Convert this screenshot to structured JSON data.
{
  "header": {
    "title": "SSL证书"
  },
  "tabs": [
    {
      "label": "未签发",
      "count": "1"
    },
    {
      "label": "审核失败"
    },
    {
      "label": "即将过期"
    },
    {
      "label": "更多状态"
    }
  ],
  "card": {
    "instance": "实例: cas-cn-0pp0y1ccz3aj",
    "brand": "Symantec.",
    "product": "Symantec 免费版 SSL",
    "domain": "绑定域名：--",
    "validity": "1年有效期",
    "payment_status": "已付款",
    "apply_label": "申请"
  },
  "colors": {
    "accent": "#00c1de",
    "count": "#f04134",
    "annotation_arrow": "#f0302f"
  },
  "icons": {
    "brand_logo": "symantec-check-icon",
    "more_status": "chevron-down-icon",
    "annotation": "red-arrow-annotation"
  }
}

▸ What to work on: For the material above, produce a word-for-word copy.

▸ Exercise result:
Convert this screenshot to structured JSON data.
{
  "header": {
    "title": "SSL证书"
  },
  "tabs": [
    {
      "label": "未签发",
      "count": "1"
    },
    {
      "label": "审核失败"
    },
    {
      "label": "即将过期"
    },
    {
      "label": "更多状态"
    }
  ],
  "card": {
    "instance": "实例: cas-cn-0pp0y1ccz3aj",
    "brand": "Symantec.",
    "product": "Symantec 免费版 SSL",
    "domain": "绑定域名：--",
    "validity": "1年有效期",
    "payment_status": "已付款",
    "apply_label": "申请"
  },
  "colors": {
    "accent": "#00c1de",
    "count": "#f04134",
    "annotation_arrow": "#f0302f"
  },
  "icons": {
    "brand_logo": "symantec-check-icon",
    "more_status": "chevron-down-icon",
    "annotation": "red-arrow-annotation"
  }
}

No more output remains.